* The records *
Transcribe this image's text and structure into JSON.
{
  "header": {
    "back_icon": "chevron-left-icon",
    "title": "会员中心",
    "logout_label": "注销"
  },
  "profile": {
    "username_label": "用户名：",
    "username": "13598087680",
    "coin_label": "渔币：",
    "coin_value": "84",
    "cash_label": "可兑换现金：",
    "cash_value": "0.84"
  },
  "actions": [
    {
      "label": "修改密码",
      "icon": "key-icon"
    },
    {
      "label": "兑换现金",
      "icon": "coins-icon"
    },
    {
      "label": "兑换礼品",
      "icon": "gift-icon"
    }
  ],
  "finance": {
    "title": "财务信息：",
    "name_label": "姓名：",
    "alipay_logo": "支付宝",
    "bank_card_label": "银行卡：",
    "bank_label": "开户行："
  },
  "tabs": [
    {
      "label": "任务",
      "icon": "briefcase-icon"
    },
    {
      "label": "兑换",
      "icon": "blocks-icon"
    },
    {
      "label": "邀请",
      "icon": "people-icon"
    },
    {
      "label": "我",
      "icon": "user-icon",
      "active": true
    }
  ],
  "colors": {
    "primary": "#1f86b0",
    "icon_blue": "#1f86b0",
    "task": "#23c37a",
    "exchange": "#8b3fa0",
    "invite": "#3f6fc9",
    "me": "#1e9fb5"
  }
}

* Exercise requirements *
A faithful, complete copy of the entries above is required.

* Task output *
Transcribe this image's text and structure into JSON.
{
  "header": {
    "back_icon": "chevron-left-icon",
    "title": "会员中心",
    "logout_label": "注销"
  },
  "profile": {
    "username_label": "用户名：",
    "username": "13598087680",
    "coin_label": "渔币：",
    "coin_value": "84",
    "cash_label": "可兑换现金：",
    "cash_value": "0.84"
  },
  "actions": [
    {
      "label": "修改密码",
      "icon": "key-icon"
    },
    {
      "label": "兑换现金",
      "icon": "coins-icon"
    },
    {
      "label": "兑换礼品",
      "icon": "gift-icon"
    }
  ],
  "finance": {
    "title": "财务信息：",
    "name_label": "姓名：",
    "alipay_logo": "支付宝",
    "bank_card_label": "银行卡：",
    "bank_label": "开户行："
  },
  "tabs": [
    {
      "label": "任务",
      "icon": "briefcase-icon"
    },
    {
      "label": "兑换",
      "icon": "blocks-icon"
    },
    {
      "label": "邀请",
      "icon": "people-icon"
    },
    {
      "label": "我",
      "icon": "user-icon",
      "active": true
    }
  ],
  "colors": {
    "primary": "#1f86b0",
    "icon_blue": "#1f86b0",
    "task": "#23c37a",
    "exchange": "#8b3fa0",
    "invite": "#3f6fc9",
    "me": "#1e9fb5"
  }
}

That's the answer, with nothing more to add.